Hammer of Heretics Episode 2: Morality Limits Your Freedom!
Welcome back to Hammer of Heretics (it has been a while), where I look at arguments against Catholicism, and mistaken beliefs our society in general has – especially those that I think are logically indefensible, and/or just dumb. Then I take the good old malleus of logic to ’em (as you can see in the picture above (which is absolutely not shopped (very well)).
Last time, I took on a silly atheist argument against God’s existence, but this time I’m looking at one of the (very false) underlying assumptions that many, if not most people today seem to make about life.
Ever hear people talk about violating their moral standards in terms like “letting loose,” or “breaking free?” How about that ever-comical Freedom From Religion Foundation? We’ve all seen them. Everywhere today there seems to be the sense that religious people (or even non-religious people with strong moral convictions) are being oppressed by their beliefs. That they somehow need to be liberated from their own moral behavior in order to be truly free.
But is this actually the case?
The surface level examination of life leads us to think that if we restrict ourselves from doing certain things, our freedom becomes limited. But a deeper examination of the consequences of moral behavior will actually show that it enhances freedom.
There are a couple of key realizations that need to be made before this makes any sense. The first is that usually, doing good is hard, and doing evil is easy. This is because evil is almost always when the will gives in to some natural desire in an immoral way, whereas doing good is normally when the will is in firm control, which is difficult. This is actually pretty easy to see, if you think about it. Try to think of one saint who had an easy life. Now consider how easy it is in our society to live a life of sin. Consider how easy it is to simply stay in bed all day, and waste your life, and how hard it sometimes is to get up, work, and develop your talents. Consider how easy it is to overeat, and how hard it is to give up our favorite foods, or even eat a lesser portion. Consider how easy it is to stare at that attractive person on the street, or on TV, or on the internet, and how hard it can be to grasp their worth, their profound human dignity.

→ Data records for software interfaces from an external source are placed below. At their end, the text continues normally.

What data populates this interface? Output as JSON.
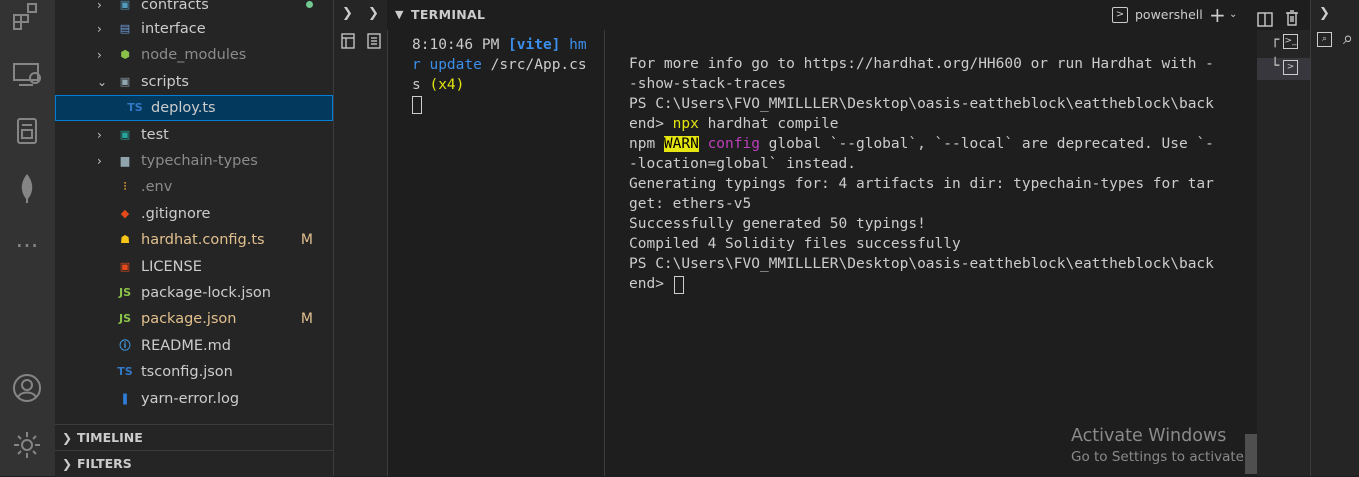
{
  "explorer": {
    "items": [
      {
        "label": "contracts",
        "color": "#cccccc"
      },
      {
        "label": "interface",
        "color": "#cccccc"
      },
      {
        "label": "node_modules",
        "color": "#8b8b8b"
      },
      {
        "label": "scripts",
        "color": "#cccccc"
      },
      {
        "label": "deploy.ts",
        "color": "#cccccc"
      },
      {
        "label": "test",
        "color": "#cccccc"
      },
      {
        "label": "typechain-types",
        "color": "#8b8b8b"
      },
      {
        "label": ".env",
        "color": "#8b8b8b"
      },
      {
        "label": ".gitignore",
        "color": "#cccccc"
      },
      {
        "label": "hardhat.config.ts",
        "color": "#e2c08d",
        "badge": "M"
      },
      {
        "label": "LICENSE",
        "color": "#cccccc"
      },
      {
        "label": "package-lock.json",
        "color": "#cccccc"
      },
      {
        "label": "package.json",
        "color": "#e2c08d",
        "badge": "M"
      },
      {
        "label": "README.md",
        "color": "#cccccc"
      },
      {
        "label": "tsconfig.json",
        "color": "#cccccc"
      },
      {
        "label": "yarn-error.log",
        "color": "#cccccc"
      }
    ],
    "timeline_label": "TIMELINE",
    "filters_label": "FILTERS"
  },
  "terminal": {
    "title": "TERMINAL",
    "shell_label": "powershell",
    "left_pane": {
      "line1_time": "8:10:46 PM ",
      "line1_tag": "[vite]",
      "line1_hm": " hm",
      "line2_r": "r ",
      "line2_update": "update",
      "line2_path": " /src/App.cs",
      "line3_s": "s ",
      "line3_count": "(x4)"
    },
    "right_pane": {
      "lines": [
        "For more info go to https://hardhat.org/HH600 or run Hardhat with -",
        "-show-stack-traces",
        "PS C:\\Users\\FVO_MMILLLER\\Desktop\\oasis-eattheblock\\eattheblock\\back",
        "end> ",
        "npm ",
        "Generating typings for: 4 artifacts in dir: typechain-types for tar",
        "get: ethers-v5",
        "Successfully generated 50 typings!",
        "Compiled 4 Solidity files successfully",
        "PS C:\\Users\\FVO_MMILLLER\\Desktop\\oasis-eattheblock\\eattheblock\\back",
        "end> "
      ],
      "cmd_npx": "npx",
      "cmd_rest": " hardhat compile",
      "warn": "WARN",
      "config": " config",
      "warn_rest1": " global `--global`, `--local` are deprecated. Use `-",
      "warn_rest2": "-location=global` instead."
    }
  },
  "watermark": {
    "title": "Activate Windows",
    "subtitle": "Go to Settings to activate Windows."
  },
  "colors": {
    "accent": "#007fd4",
    "modified": "#e2c08d",
    "vite_tag": "#3b8eea",
    "warn_bg": "#e5e510",
    "config": "#bc3fbc",
    "npx": "#e5e510"
  }
}
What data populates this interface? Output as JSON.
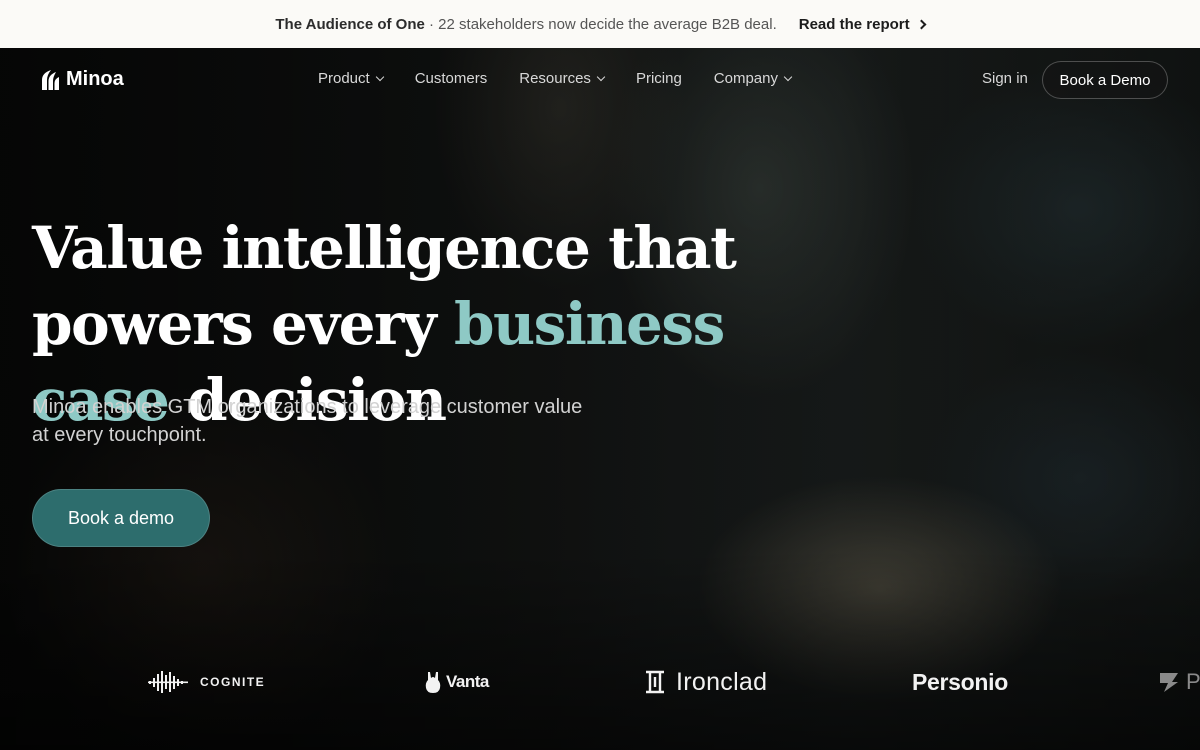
{
  "announcement": {
    "title": "The Audience of One",
    "text": "· 22 stakeholders now decide the average B2B deal.",
    "link_label": "Read the report"
  },
  "brand": {
    "name": "Minoa"
  },
  "nav": {
    "items": [
      {
        "label": "Product",
        "has_dropdown": true
      },
      {
        "label": "Customers",
        "has_dropdown": false
      },
      {
        "label": "Resources",
        "has_dropdown": true
      },
      {
        "label": "Pricing",
        "has_dropdown": false
      },
      {
        "label": "Company",
        "has_dropdown": true
      }
    ],
    "signin_label": "Sign in",
    "demo_label": "Book a Demo"
  },
  "hero": {
    "headline_part1": "Value intelligence that powers every",
    "headline_accent": "business case",
    "headline_part2": "decision",
    "subheadline": "Minoa enables GTM organizations to leverage customer value at every touchpoint.",
    "cta_label": "Book a demo"
  },
  "logos": [
    {
      "name": "COGNITE",
      "icon": "cognite-logo-icon"
    },
    {
      "name": "Vanta",
      "icon": "vanta-logo-icon"
    },
    {
      "name": "Ironclad",
      "icon": "ironclad-logo-icon"
    },
    {
      "name": "Personio",
      "icon": "none"
    },
    {
      "name": "P",
      "icon": "partial-logo-icon"
    }
  ],
  "colors": {
    "accent": "#8ec9c5",
    "cta_background": "#2d6d6d",
    "announcement_background": "#fbfaf7"
  }
}
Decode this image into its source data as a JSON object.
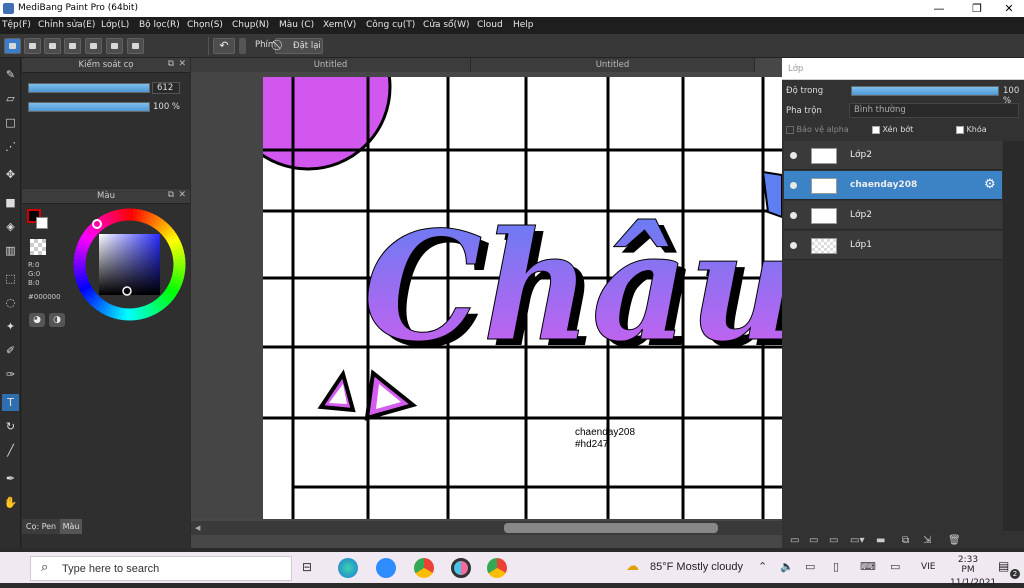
{
  "app": {
    "title": "MediBang Paint Pro (64bit)"
  },
  "window_controls": {
    "minimize": "—",
    "maximize": "❐",
    "close": "✕"
  },
  "menu": [
    "Tệp(F)",
    "Chỉnh sửa(E)",
    "Lớp(L)",
    "Bộ lọc(R)",
    "Chọn(S)",
    "Chụp(N)",
    "Màu (C)",
    "Xem(V)",
    "Công cụ(T)",
    "Cửa sổ(W)",
    "Cloud",
    "Help"
  ],
  "toolbar": {
    "shortcut_label": "Phím",
    "reset_label": "Đặt lại"
  },
  "brush_panel": {
    "title": "Kiểm soát cọ",
    "size_value": "612",
    "opacity_value": "100 %"
  },
  "color_panel": {
    "title": "Màu",
    "r": "R:0",
    "g": "G:0",
    "b": "B:0",
    "hex": "#000000",
    "tab_pen": "Cọ: Pen",
    "tab_color": "Màu"
  },
  "canvas": {
    "tabs": [
      "Untitled",
      "Untitled"
    ],
    "title_text": "Châu",
    "watermark_line1": "chaenday208",
    "watermark_line2": "#hd247"
  },
  "layer_panel": {
    "title": "Lớp",
    "opacity_label": "Độ trong",
    "opacity_value": "100 %",
    "blend_label": "Pha trộn",
    "blend_value": "Bình thường",
    "protect_alpha": "Bảo vệ alpha",
    "clipping": "Xén bớt",
    "lock": "Khóa",
    "layers": [
      {
        "name": "Lớp2",
        "selected": false
      },
      {
        "name": "chaenday208",
        "selected": true
      },
      {
        "name": "Lớp2",
        "selected": false
      },
      {
        "name": "Lớp1",
        "selected": false
      }
    ]
  },
  "taskbar": {
    "search_placeholder": "Type here to search",
    "weather": "85°F  Mostly cloudy",
    "language": "VIE",
    "time": "2:33 PM",
    "date": "11/1/2021",
    "notifications": "2"
  },
  "colors": {
    "accent": "#3b83c4",
    "purple": "#c94ff0",
    "blue_gradient": "#5b7ef3"
  }
}
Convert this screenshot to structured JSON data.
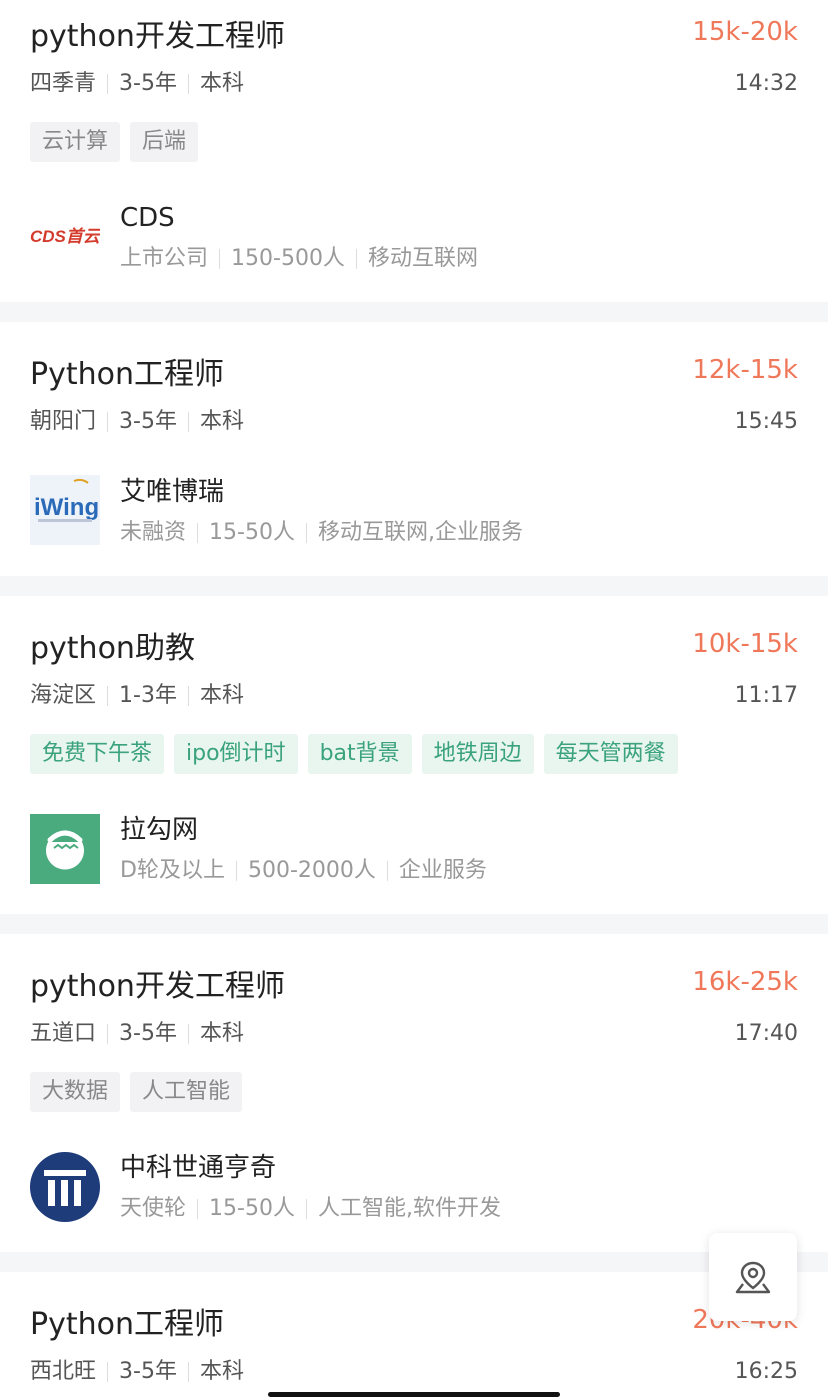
{
  "jobs": [
    {
      "title": "python开发工程师",
      "salary": "15k-20k",
      "location": "四季青",
      "experience": "3-5年",
      "education": "本科",
      "time": "14:32",
      "tags": [
        "云计算",
        "后端"
      ],
      "company": {
        "name": "CDS",
        "logo_text": "CDS首云",
        "stage": "上市公司",
        "size": "150-500人",
        "industry": "移动互联网"
      }
    },
    {
      "title": "Python工程师",
      "salary": "12k-15k",
      "location": "朝阳门",
      "experience": "3-5年",
      "education": "本科",
      "time": "15:45",
      "tags": [],
      "company": {
        "name": "艾唯博瑞",
        "logo_text": "iWing",
        "stage": "未融资",
        "size": "15-50人",
        "industry": "移动互联网,企业服务"
      }
    },
    {
      "title": "python助教",
      "salary": "10k-15k",
      "location": "海淀区",
      "experience": "1-3年",
      "education": "本科",
      "time": "11:17",
      "tags": [
        "免费下午茶",
        "ipo倒计时",
        "bat背景",
        "地铁周边",
        "每天管两餐"
      ],
      "company": {
        "name": "拉勾网",
        "stage": "D轮及以上",
        "size": "500-2000人",
        "industry": "企业服务"
      }
    },
    {
      "title": "python开发工程师",
      "salary": "16k-25k",
      "location": "五道口",
      "experience": "3-5年",
      "education": "本科",
      "time": "17:40",
      "tags": [
        "大数据",
        "人工智能"
      ],
      "company": {
        "name": "中科世通亨奇",
        "stage": "天使轮",
        "size": "15-50人",
        "industry": "人工智能,软件开发"
      }
    },
    {
      "title": "Python工程师",
      "salary": "20k-40k",
      "location": "西北旺",
      "experience": "3-5年",
      "education": "本科",
      "time": "16:25",
      "tags": []
    }
  ],
  "fab": {
    "icon": "map-pin-icon"
  },
  "colors": {
    "salary": "#f0785a",
    "benefit_tag": "#3aa37b",
    "lagou_green": "#4aab7e",
    "zhongke_blue": "#1e3b7a"
  }
}
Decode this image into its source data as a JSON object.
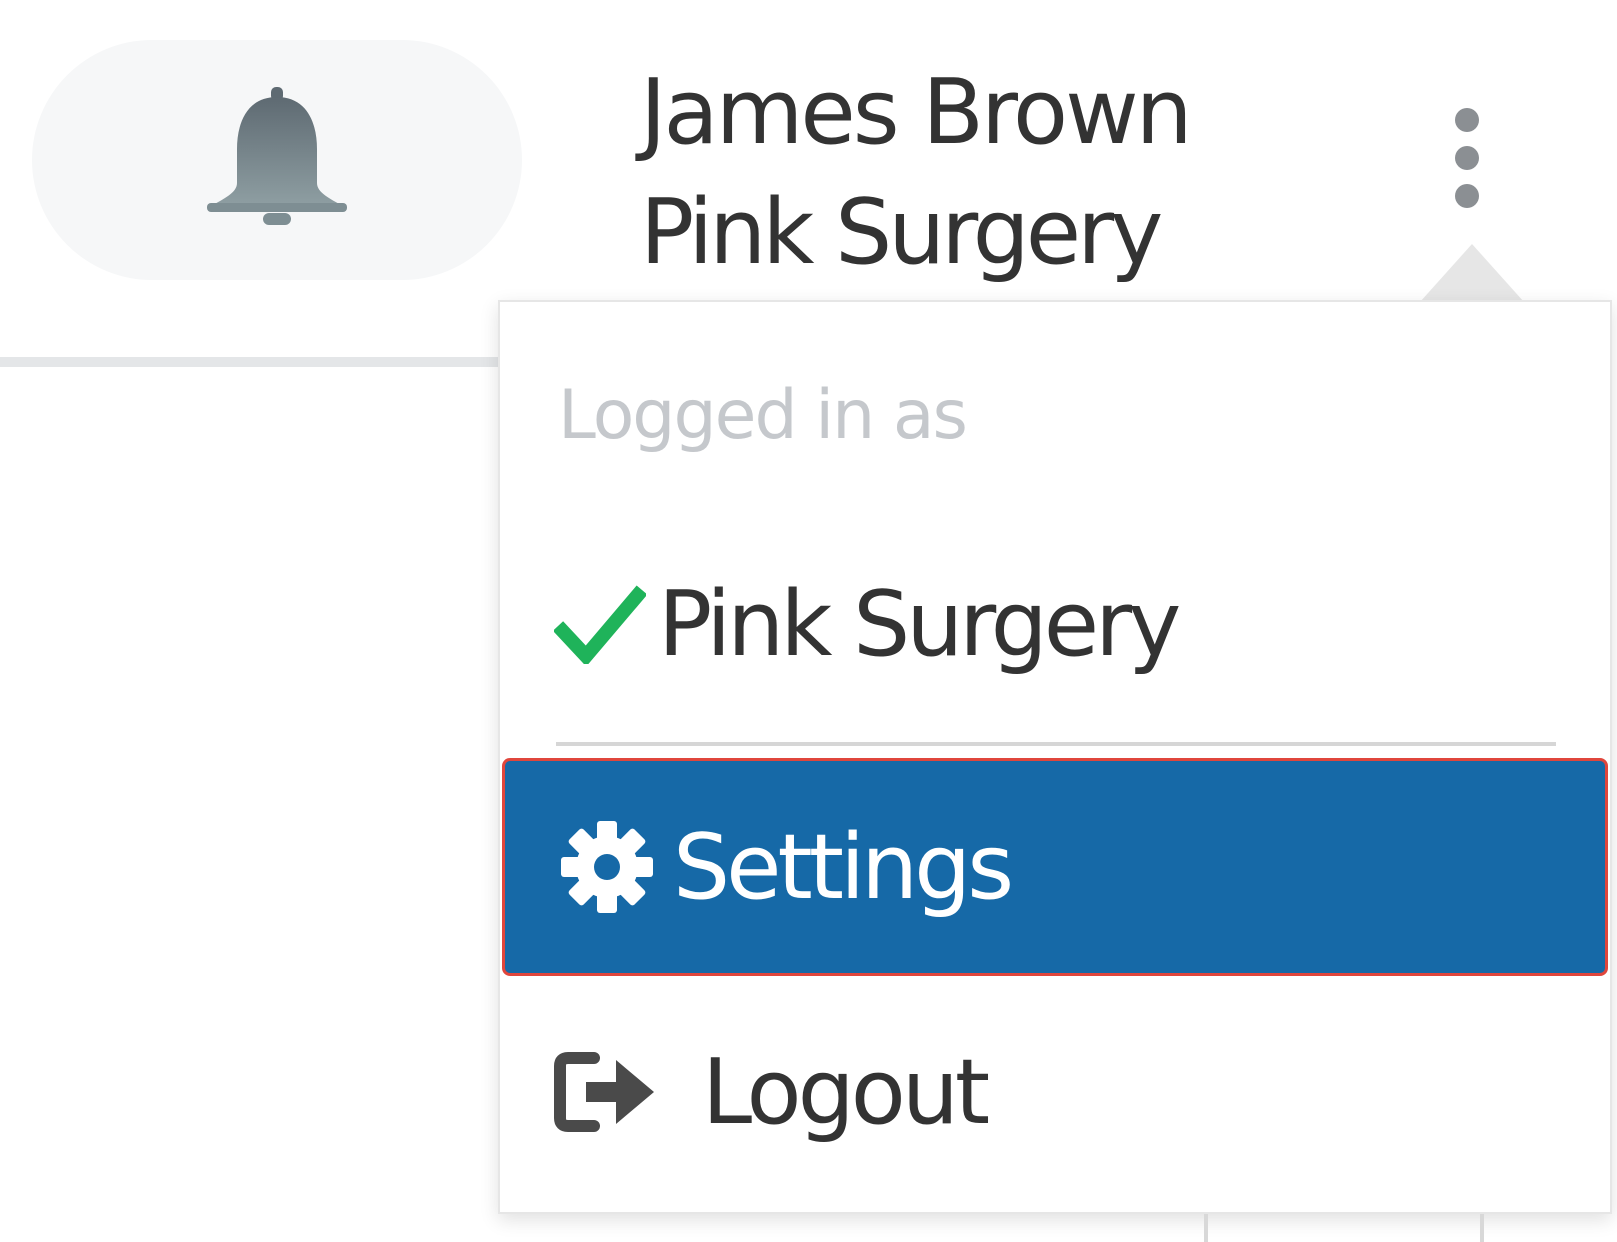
{
  "header": {
    "notifications_icon": "bell-icon",
    "user": {
      "name": "James Brown",
      "practice": "Pink Surgery"
    },
    "menu_icon": "kebab-vertical-icon"
  },
  "user_menu": {
    "heading": "Logged in as",
    "current_practice": {
      "label": "Pink Surgery",
      "icon": "check-icon",
      "icon_color": "#1fb35a"
    },
    "settings": {
      "label": "Settings",
      "icon": "gear-icon",
      "state": "highlighted",
      "background_color": "#1669a7",
      "outline_color": "#e0463c"
    },
    "logout": {
      "label": "Logout",
      "icon": "sign-out-icon"
    }
  }
}
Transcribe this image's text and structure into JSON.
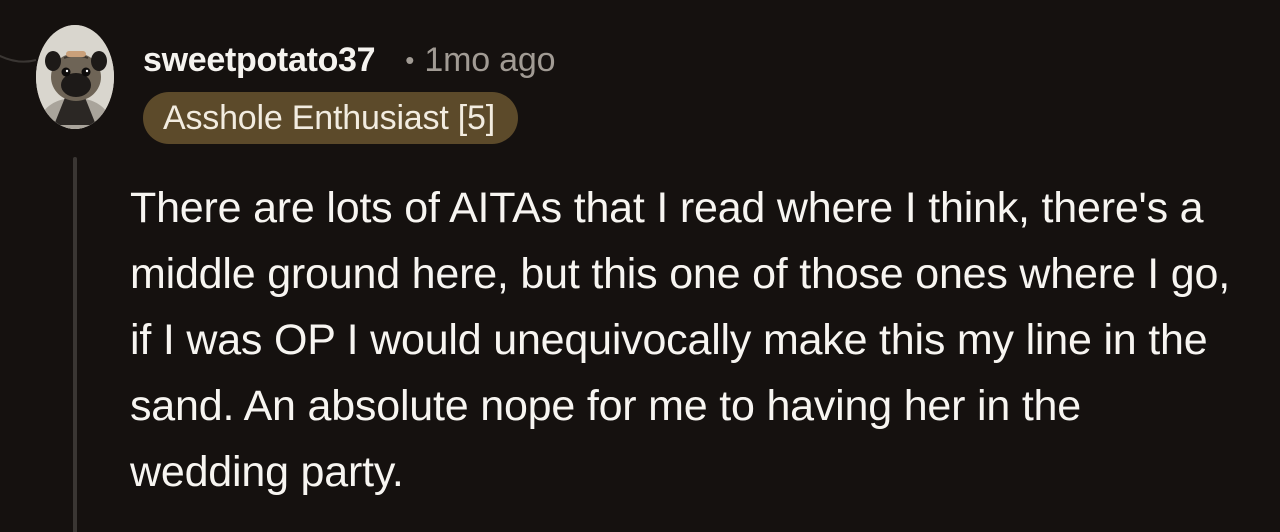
{
  "comment": {
    "username": "sweetpotato37",
    "separator": "•",
    "timestamp": "1mo ago",
    "flair": "Asshole Enthusiast [5]",
    "body": "There are lots of AITAs that I read where I think, there's a middle ground here, but this one of those ones where I go, if I was OP I would unequivocally make this my line in the sand. An absolute nope for me to having her in the wedding party."
  },
  "colors": {
    "background": "#15110f",
    "flair_background": "#5c4a2a",
    "muted_text": "#a19b94",
    "thread_line": "#3a3633"
  },
  "icons": {
    "avatar": "pug-avatar"
  }
}
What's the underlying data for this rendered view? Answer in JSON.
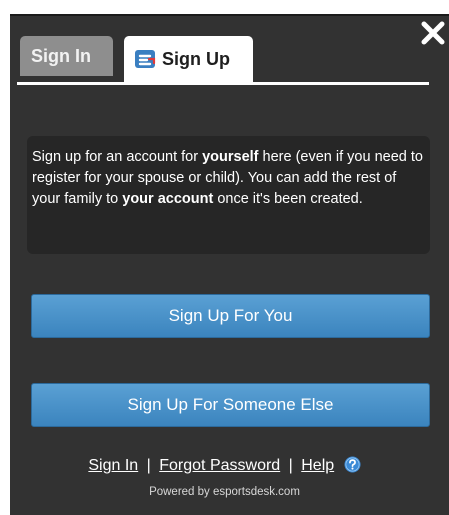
{
  "tabs": {
    "signin_label": "Sign In",
    "signup_label": "Sign Up"
  },
  "info": {
    "text_1": "Sign up for an account for ",
    "bold_1": "yourself",
    "text_2": " here (even if you need to register for your spouse or child). You can add the rest of your family to ",
    "bold_2": "your account",
    "text_3": " once it's been created."
  },
  "buttons": {
    "signup_you": "Sign Up For You",
    "signup_else": "Sign Up For Someone Else"
  },
  "footer": {
    "signin_link": "Sign In",
    "sep1": "|",
    "forgot_link": "Forgot Password",
    "sep2": "|",
    "help_link": "Help",
    "powered": "Powered by esportsdesk.com"
  },
  "icons": {
    "close": "close-icon",
    "logo": "esportsdesk-logo-icon",
    "help": "help-question-icon"
  },
  "colors": {
    "panel_bg": "#323232",
    "button_blue": "#4a93cb",
    "tab_inactive": "#8e8e8e",
    "logo_blue": "#3a7fc1",
    "logo_red": "#e03a3a"
  }
}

The second realization is that our ability to make future decisions is largely based on the decisions we make now, and have made in the past. Every decision we make changes us as a person. Every time I lie, I become more of a liar. It becomes harder for me to be truthful in the future. My immoral acts get me stuck in a rut, and in this way, they take away my freedom. Think about what St. Paul says in Romans 7:19, “For what I do is not the good I want to do; no, the evil I do not want to do–this I keep on doing.” Sound familiar? It sure does to me. And it does not sound even remotely like freedom.
Doing good does the opposite. Each small act of good, in which my will triumphs over my instincts, makes it that much easier to do that heroically good act which I might not yet be capable of. Every time I choose to do what’s right, even when it’s hard, I become capable of doing better, and therefore more free. This is why Blessed Pope John Paul II characterised freedom as the ability to do what is right.
I think the best metaphor to use to understand this is to think of a person playing a piano. Our society believes that the person who bangs on whatever keys they wish, without bothering to learn or to care about what sounds good, is more free. But is this true freedom? In reality, there is only one option available, and that is to play keys randomly. That is no free choice at all! The modern “free man” is similar. He refuses to learn or to care about what is good, and so is left with only one option: to follow his instinct, or the trends of a society, or whatever other influences he encounters. He is tossed on the chaotic waves of his circumstances like a ship without an anchor.
In contrast to this, we have the image of the man who sits down, and restrains his urge to play random notes on the piano. Perhaps he does play randomly for a while, perhaps for a long time, but at some point he stops, and begins to devote himself to learning to truly play the piano. Eventually, we will see the vision of true freedom: the master pianist. It is he who truly has the freedom to play anything. He could still choose to bang discordantly on the piano, but he could also play any of an endless array of beautiful pieces of music. And with each new thing he learns, his freedom grows.
What we’re really talking about here is the concept of virtue. Virtue is a philosophical way of expressing that ‘practice makes perfect’ also applies to moral behavior. What we practice, we get better at. Therefore, the more we do good, the more we are free to do more and greater good things. There’s an expression I heard once, “if you want to be a saint, just act like one.”
The reality is, most people in our society strongly believe that morality will only hinder them. And there is another deception that goes along with this modern disdain for morality – the idea that a person’s actions are separate from who they are. It sounds absurd when stated clearly (and it is absurd), but this is how many people think. How many times have you heard lines like, “Sure I like to watch porn, but I’m still a good person,” or “I don’t really believe all the teachings of the Church, but as long as I’m a decent person God won’t send me to hell.” This is a delusion; we are what we do. And many of us (myself included) need to stand up and take responsibility for our own free choices.